Rosemary Kirsten

The Steerswoman

Wow, we actually took a quick detour away from trans and sapphic books for a minute to read this one because friends kept asking us what we thought.

I think my short summary is: it's well done. It's nice that it has some clearly autistic spectrum characters in it, and their unique view of the world matters deeply. I just found myself wishing that there was more queerness among the characters.

Maria Ying

The Grace of Sorcerers

This took me a couple tries to fall into, but after I did was richly rewarding. The prose is stellar, and the characters build as you progress.

Andrew Joseph White

The Spirit Bares Its Teeth

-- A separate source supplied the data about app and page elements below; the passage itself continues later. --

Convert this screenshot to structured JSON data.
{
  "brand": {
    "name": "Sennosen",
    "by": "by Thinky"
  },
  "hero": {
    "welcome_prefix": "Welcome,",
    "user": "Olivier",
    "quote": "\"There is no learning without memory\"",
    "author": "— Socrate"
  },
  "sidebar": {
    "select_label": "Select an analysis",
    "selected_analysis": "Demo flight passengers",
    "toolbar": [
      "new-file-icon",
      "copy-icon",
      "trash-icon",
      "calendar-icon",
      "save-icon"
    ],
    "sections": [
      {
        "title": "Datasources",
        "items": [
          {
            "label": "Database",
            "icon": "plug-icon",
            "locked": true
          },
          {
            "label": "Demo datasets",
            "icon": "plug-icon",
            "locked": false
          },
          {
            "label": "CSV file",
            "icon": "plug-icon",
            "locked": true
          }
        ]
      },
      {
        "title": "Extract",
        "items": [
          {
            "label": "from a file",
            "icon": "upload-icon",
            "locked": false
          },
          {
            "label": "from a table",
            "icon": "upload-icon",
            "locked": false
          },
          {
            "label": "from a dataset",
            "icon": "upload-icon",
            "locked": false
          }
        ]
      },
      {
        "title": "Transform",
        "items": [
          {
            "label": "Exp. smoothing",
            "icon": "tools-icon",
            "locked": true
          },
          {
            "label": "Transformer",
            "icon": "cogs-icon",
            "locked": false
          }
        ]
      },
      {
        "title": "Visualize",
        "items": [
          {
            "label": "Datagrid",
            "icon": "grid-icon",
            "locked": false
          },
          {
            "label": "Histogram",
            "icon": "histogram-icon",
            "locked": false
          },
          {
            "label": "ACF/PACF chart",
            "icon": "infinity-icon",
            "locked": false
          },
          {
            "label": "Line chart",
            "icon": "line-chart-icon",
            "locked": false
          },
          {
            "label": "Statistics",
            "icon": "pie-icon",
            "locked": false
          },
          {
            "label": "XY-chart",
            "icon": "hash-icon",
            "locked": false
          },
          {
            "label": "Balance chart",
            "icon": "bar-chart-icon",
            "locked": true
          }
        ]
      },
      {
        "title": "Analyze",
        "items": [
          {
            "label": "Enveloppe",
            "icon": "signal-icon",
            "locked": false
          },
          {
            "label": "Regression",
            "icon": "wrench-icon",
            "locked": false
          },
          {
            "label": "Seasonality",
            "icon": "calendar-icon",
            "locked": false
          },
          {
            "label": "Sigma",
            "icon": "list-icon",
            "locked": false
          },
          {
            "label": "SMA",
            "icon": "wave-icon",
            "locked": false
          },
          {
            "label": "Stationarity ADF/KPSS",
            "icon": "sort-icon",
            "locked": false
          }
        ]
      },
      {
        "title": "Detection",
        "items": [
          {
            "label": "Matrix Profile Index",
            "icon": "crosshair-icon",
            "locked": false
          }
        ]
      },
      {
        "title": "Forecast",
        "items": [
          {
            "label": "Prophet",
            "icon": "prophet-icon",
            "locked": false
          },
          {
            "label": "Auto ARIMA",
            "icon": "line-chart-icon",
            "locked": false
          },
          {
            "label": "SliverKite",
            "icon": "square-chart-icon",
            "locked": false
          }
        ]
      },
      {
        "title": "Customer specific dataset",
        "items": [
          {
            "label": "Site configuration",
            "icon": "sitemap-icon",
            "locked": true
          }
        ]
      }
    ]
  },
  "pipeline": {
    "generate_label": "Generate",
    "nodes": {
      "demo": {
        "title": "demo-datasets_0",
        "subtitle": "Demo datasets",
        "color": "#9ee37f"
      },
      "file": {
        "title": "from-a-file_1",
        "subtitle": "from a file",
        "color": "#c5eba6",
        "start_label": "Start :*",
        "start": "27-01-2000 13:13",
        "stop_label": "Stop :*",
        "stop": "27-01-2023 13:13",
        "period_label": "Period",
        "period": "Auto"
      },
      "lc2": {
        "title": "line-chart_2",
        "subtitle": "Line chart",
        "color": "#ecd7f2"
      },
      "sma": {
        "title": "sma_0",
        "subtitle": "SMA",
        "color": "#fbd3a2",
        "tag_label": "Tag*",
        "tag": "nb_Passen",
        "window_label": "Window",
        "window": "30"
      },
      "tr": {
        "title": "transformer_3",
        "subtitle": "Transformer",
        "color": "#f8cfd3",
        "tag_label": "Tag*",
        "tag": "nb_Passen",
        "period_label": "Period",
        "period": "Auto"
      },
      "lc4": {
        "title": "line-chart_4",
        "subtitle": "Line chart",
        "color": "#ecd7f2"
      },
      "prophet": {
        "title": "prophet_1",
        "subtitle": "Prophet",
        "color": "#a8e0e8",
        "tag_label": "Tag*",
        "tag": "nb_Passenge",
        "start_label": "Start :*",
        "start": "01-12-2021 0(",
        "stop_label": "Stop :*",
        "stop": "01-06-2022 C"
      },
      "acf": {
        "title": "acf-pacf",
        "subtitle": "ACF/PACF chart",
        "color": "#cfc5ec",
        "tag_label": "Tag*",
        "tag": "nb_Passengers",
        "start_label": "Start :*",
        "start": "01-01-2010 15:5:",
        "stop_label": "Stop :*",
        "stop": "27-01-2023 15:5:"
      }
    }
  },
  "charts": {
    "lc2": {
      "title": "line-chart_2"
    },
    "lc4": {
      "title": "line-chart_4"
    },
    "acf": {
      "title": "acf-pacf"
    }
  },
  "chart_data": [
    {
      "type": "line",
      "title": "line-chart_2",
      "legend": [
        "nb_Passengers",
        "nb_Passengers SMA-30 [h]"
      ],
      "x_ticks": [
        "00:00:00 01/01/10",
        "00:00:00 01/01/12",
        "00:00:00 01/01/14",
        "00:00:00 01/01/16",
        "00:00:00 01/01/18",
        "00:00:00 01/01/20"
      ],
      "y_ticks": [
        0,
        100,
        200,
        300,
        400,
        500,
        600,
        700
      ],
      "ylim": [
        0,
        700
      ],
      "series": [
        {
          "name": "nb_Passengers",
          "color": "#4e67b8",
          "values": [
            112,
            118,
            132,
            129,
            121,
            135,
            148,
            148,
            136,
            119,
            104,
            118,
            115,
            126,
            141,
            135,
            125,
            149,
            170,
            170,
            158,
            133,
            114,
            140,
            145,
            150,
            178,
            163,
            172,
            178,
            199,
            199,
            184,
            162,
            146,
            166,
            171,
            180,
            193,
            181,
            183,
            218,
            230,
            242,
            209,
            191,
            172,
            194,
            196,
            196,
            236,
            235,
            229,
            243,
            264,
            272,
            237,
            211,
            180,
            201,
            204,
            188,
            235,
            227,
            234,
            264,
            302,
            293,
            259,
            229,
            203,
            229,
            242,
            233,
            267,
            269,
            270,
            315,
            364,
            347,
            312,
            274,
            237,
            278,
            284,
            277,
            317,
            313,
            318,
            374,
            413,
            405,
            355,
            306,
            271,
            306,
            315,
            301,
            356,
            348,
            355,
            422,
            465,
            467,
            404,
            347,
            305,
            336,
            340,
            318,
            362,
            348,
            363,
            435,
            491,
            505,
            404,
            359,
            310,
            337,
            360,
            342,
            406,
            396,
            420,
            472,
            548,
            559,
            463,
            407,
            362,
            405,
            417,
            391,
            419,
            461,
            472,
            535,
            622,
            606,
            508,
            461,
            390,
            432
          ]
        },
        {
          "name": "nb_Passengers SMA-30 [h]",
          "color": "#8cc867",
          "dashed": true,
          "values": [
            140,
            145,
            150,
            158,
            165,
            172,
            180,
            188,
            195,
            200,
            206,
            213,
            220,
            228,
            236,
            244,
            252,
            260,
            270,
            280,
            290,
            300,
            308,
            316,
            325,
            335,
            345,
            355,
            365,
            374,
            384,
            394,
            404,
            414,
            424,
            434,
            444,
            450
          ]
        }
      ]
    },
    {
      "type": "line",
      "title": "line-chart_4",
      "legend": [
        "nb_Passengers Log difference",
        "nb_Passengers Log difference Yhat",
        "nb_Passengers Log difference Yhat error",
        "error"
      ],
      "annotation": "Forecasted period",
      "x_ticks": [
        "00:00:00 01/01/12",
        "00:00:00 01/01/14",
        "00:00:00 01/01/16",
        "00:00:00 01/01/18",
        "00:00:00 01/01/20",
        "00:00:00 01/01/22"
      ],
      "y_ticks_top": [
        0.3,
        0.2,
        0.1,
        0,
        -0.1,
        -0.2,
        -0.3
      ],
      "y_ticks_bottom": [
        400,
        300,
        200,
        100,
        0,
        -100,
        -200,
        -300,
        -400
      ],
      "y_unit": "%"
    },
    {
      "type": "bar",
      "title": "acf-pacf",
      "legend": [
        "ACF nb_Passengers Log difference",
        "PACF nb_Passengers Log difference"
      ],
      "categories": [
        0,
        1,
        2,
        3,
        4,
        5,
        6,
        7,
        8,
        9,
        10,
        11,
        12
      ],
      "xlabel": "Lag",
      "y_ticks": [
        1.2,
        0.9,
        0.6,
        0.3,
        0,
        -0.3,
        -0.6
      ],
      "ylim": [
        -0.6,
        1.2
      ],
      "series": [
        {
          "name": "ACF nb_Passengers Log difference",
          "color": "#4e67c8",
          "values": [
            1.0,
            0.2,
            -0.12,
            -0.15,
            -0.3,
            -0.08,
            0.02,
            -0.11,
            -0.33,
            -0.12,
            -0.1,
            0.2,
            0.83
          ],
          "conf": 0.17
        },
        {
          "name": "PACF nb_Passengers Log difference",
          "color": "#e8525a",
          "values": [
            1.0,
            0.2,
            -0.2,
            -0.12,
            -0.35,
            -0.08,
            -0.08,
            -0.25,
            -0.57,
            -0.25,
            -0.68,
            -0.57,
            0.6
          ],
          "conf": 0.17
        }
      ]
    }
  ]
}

My god. Here's another masterwork. That's not to say it'll be an easy read for anyone. Andrew is steeped in the dark Southern history of literature, and it's pretty clear. I'm actually speechless as I write this, as I truly have no idea how I might do this book justice.

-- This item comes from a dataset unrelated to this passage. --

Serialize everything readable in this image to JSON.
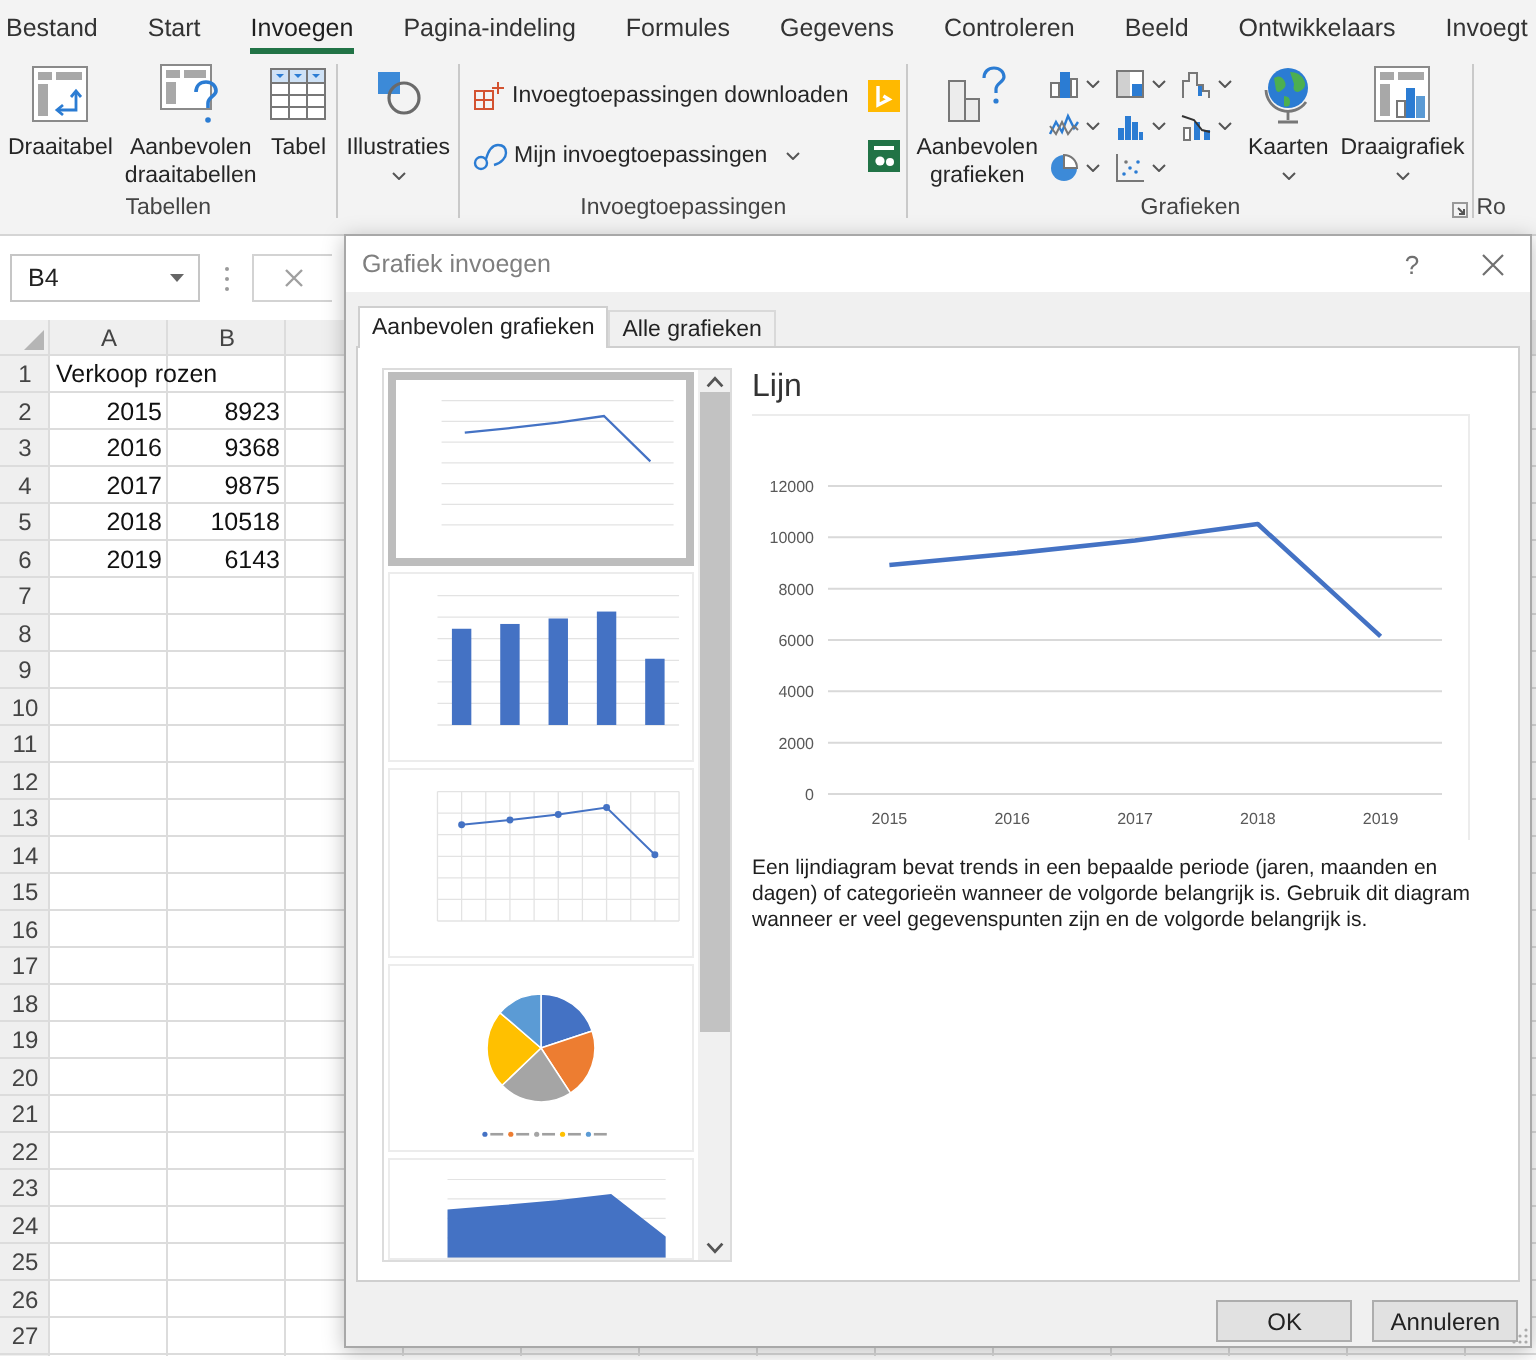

If you can make your way through it, I think the book richly pays for your investment. Especially, after the end when you find out what the book is based on. That killed me. I just walked around the house in a daze.

Kai Cheng Thom

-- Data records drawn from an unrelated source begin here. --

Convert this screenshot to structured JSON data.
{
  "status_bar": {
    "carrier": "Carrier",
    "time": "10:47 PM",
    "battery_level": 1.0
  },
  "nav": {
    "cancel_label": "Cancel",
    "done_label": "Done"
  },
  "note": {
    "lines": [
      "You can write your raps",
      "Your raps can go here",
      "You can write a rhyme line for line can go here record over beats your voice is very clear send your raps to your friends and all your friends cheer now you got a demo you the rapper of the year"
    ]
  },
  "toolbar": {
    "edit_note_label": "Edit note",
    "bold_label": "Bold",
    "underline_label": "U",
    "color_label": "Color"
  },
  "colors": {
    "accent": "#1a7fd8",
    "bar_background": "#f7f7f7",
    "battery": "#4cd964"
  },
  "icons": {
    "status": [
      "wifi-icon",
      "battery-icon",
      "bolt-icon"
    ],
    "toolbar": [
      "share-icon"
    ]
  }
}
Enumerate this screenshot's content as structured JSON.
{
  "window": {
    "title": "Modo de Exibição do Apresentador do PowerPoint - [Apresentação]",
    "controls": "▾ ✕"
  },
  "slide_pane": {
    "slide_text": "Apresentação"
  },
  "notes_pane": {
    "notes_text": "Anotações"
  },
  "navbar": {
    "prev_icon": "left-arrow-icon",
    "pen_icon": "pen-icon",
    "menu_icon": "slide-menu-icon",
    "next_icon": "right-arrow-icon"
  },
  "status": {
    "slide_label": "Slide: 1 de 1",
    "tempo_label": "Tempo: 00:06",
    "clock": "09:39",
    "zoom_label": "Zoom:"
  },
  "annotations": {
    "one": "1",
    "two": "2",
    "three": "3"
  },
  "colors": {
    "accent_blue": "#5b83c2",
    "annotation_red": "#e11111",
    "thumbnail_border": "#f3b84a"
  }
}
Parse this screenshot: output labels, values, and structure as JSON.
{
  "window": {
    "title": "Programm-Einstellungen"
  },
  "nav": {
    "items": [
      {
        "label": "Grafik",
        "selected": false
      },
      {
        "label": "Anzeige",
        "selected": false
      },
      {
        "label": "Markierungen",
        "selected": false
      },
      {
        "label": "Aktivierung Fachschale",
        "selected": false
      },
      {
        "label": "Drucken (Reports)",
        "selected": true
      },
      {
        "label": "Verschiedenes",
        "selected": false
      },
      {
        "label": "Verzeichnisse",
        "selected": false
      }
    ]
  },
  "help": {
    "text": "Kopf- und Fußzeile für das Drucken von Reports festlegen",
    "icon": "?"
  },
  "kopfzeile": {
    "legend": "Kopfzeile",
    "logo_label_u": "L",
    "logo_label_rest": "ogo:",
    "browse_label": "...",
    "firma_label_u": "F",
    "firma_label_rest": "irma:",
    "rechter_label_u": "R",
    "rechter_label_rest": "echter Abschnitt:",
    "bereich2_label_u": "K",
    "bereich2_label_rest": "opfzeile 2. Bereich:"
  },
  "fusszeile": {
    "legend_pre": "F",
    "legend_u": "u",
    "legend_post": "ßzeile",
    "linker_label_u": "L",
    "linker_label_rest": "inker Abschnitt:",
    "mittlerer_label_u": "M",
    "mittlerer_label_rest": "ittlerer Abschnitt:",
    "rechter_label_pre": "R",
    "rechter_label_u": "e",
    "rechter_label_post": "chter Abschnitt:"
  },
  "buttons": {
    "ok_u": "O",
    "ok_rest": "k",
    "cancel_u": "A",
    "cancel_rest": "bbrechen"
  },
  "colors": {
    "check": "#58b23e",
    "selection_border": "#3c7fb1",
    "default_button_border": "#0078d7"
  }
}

Falling Back in Love with Being Human

I laughed. I cried. I... honestly just wanted to take Kai out for coffee after reading this. Just to sit across the table from someone else who wanted to marry being honest about pain with desperately looking to find ways to forgive and heal.

The book is made up of letters to various people who had done harmful things in Kai's life, including to people like Jesus and JK Rowling. At times poetic, it flows from the heart with a keen edge.

Mel E. Lemon

Violet Moon

Slow burn werewolf sapphic romance. I'm looking forward to reading more in the series as they become available.

Zoe Storm

The Bradford McKinley Chronicles (books 1-4)

Zoe is one of my go-to authors for coming of age/coming out trans books. These are the kinds of books I would hand other newly-out trans folks, or folks who are questioning whether or not they're trans.

The 4th book in the series especially is quite good. It deals more directly with dysphoria and how to work through it, and for that reason alone will be something I recommend to others as they deal with their own dysphoria.

The Enchanted Forest

A collection of five trans-focused short stories. Some of these stories, like the vampire-themed one, really feel like they want to grow to be their own larger work.

Avery Arden

Blood Mistress (1, 2, 3)

So you say the other things I have listed so far are a bit tame? You want something a bit spicier? Yes, come feast at this three novella set (which I think of as one novel). Spicy sapphic vampire erotica with heart. The third book especially definitely fills out this world and makes it more alive, which I enjoyed.

Oh, and it actually emphasises consent. Thank goodness.

SD Simper

Carmilla and Laura

I loved this. More vampire goodness. Honestly, it feels like the third masterwork in our list. It so deftly allows the readers to watch the characters grow, come into their own, and discover themselves. It's erotic but also has so much heart to go along with it. Definitely one I'm looking forward to re-reading.

May Peterson

Calyx Charm

I saw this book called out by a few folks as one of their faves. I was quite a bit more mixed on it. I struggled with the narration style through a lot of the book, as the plot would slip from present day, to past, to possible future without much indication as to where you were.

That said, it has by far some of the hottest trans erotic scenes I read this year.

Elena Abbott/Lily Hardt

Pack of Her Own and Mate of Her Own

Elena's werewolf series with strong trans representation and sapphic romance/erotic elements. I quite enjoyed this, though I'd recommend spacing them out a bit. Elena isn't afraid of dealing with different aspects of trauma in her work, and I definitely noticed feeling overwhelm after I finished the second book.

Need (as Lily Hardt)

BDSM and trans? Yes. Dealing with internalised trauma? That, too. This book is erotic but it's really more about healing.

That's wrap

And that's it for my list. If any of you have reading recommendations that fall along with this list, let me know! I got turned on to a lot of authors that I'll be watching in the coming year(s).